  • Transportation to treatment
  • Monitoring progress throughout the course of the treatment
  • Providing assistance in after-care planning
  • Furnishing resources and support to friends and family members

Types of Intervention

Intervention services are available for self-destructive behaviors ranging from compulsive gambling, sex addiction and internet addiction to substance abuse, drug addiction and alcoholism. A drug intervention is the most successful method of convincing an addict to begin treatment immediately. Interventions are effective in crisis situations and circumstances involving seniors who oppose an assisted-living arrangement.

Interventions are meticulously planned and conducted in a non-confrontational manner. They may take place at an intervention center, home, church, workplace or other comfortable setting. Most addicts subjected to a professional intervention accept treatment. There are several kinds of interventions, and a professional interventionist is equipped to evaluate which type best corresponds to the addict’s personality, age, nature of substance abuse or self destructive behavior.

Common Types of Intervention Services Include:

Family Intervention

Family members solicit the services of a professional interventionist in an effort convince a loved one to check into a treatment center. An expedited intervention usually take places when family members believe that the chemically dependent individual poses an immediate threat themselves or others.

A professional interventionist trains the family in confronting the addict in a non-judgmental manner and demanding that he enter a treatment program. A family intervention is planned thoroughly and is particularly recommended for chronic addicts even if their destructive behaviors do not pose an imminent threat to themselves or others.

Executive Intervention

Interventions are also effective in the employment context, where a key employee’s addiction is taking a toll on his performance, behavior and health. In light of the situation’s delicate and critical nature, it is advisable to seek the services of a professional interventionist.

Crisis Intervention

A crisis is defined as an unforeseen and short-lived event that is stressful and/or life-threatening and that overrides a person’s capacity to utilize effective coping and problem-resolution skills.
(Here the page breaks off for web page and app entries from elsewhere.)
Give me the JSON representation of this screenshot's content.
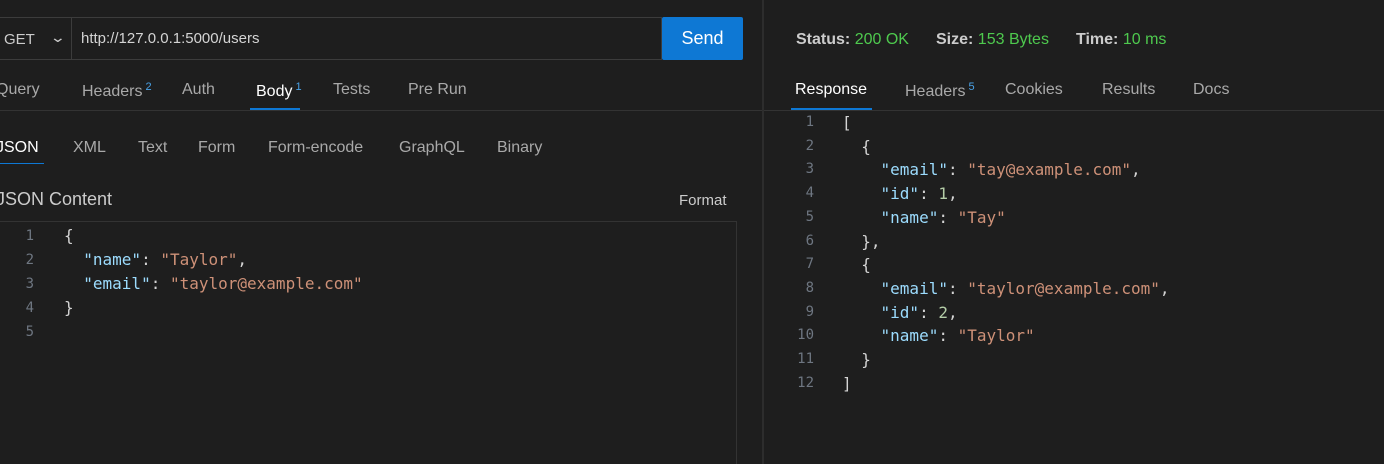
{
  "request": {
    "method": "GET",
    "url": "http://127.0.0.1:5000/users",
    "send_label": "Send",
    "tabs": [
      {
        "label": "Query"
      },
      {
        "label": "Headers",
        "badge": "2"
      },
      {
        "label": "Auth"
      },
      {
        "label": "Body",
        "badge": "1",
        "active": true
      },
      {
        "label": "Tests"
      },
      {
        "label": "Pre Run"
      }
    ],
    "body_tabs": [
      {
        "label": "JSON",
        "active": true
      },
      {
        "label": "XML"
      },
      {
        "label": "Text"
      },
      {
        "label": "Form"
      },
      {
        "label": "Form-encode"
      },
      {
        "label": "GraphQL"
      },
      {
        "label": "Binary"
      }
    ],
    "content_title": "JSON Content",
    "format_label": "Format",
    "line_numbers": [
      "1",
      "2",
      "3",
      "4",
      "5"
    ],
    "body_lines": [
      "{",
      "  \"name\": \"Taylor\",",
      "  \"email\": \"taylor@example.com\"",
      "}",
      ""
    ]
  },
  "response": {
    "status_label": "Status:",
    "status_value": "200 OK",
    "size_label": "Size:",
    "size_value": "153 Bytes",
    "time_label": "Time:",
    "time_value": "10 ms",
    "tabs": [
      {
        "label": "Response",
        "active": true
      },
      {
        "label": "Headers",
        "badge": "5"
      },
      {
        "label": "Cookies"
      },
      {
        "label": "Results"
      },
      {
        "label": "Docs"
      }
    ],
    "line_numbers": [
      "1",
      "2",
      "3",
      "4",
      "5",
      "6",
      "7",
      "8",
      "9",
      "10",
      "11",
      "12"
    ],
    "body_lines": [
      "[",
      "  {",
      "    \"email\": \"tay@example.com\",",
      "    \"id\": 1,",
      "    \"name\": \"Tay\"",
      "  },",
      "  {",
      "    \"email\": \"taylor@example.com\",",
      "    \"id\": 2,",
      "    \"name\": \"Taylor\"",
      "  }",
      "]"
    ]
  },
  "colors": {
    "accent": "#0e78d4",
    "status_ok": "#4ec94e",
    "json_key": "#9cdcfe",
    "json_string": "#ce9178",
    "json_number": "#b5cea8"
  }
}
In crisis intervention, individuals who live through an incident that provokes mental, behavioral, emotional, or physical distress obtain emergency psychological assistance to assuage the trauma and restore them to a pre-crisis level of functioning.

Situations Warenting Crisis Intervention Include:
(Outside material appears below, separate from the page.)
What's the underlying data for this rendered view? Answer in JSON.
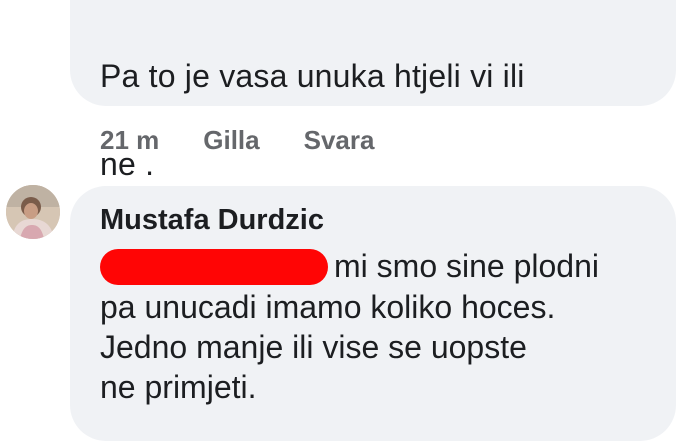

  • Threats of violence or violence (i.e. domestic violence)
  • Suicide attempts or thoughts
  • Reckless driving
  • Weapons
  • Natural disasters such as hurricanes or earthquakes
  • Sexual assault
  • Death of a loved one
  • Divorce
  • Mental illness
  • Medical illness
  • Homicidal thoughts

Studies have shown that crisis intervention results in enhanced problem-solving and lower distress for the individual involved or victim(s).

Crisis Intervention Goals Include:

  • Stabilization or cessation of the stressor
  • Diminution of psychological and physical symptoms and signs of distress
  • Restoration of survival skills and adaptive functioning
  • Development of effective coping skills and elimination of ineffective coping strategies

An important step in the recovery process involves discussing a traumatic event’s emotional impact and the feelings it generates. Crisis intervention helps individuals release locked-up emotions such as guilt and anger by way of journal writing, exercise, relaxation methods and other coping techniques.

Typical Crisis Interventions Include:

  • Immediate intervention
  • Stabilization of the victim
  • Fact-gathering, empathetic listening to the victim’s account of the event, and facilitation of the victim’s understanding of the critical event’s impact
  • Assistance of victims in problem-solving and in utilization of available resources
  • Encouragement of self-reliance

The average duration of crisis interventions is four weeks, with each session lasting between 20 minutes and two or more hours. A crisis intervention, which is suitable for adults, adolescents and children, usually carried out in emergency rooms, counseling centers, mental health clinics, crisis centers and schools.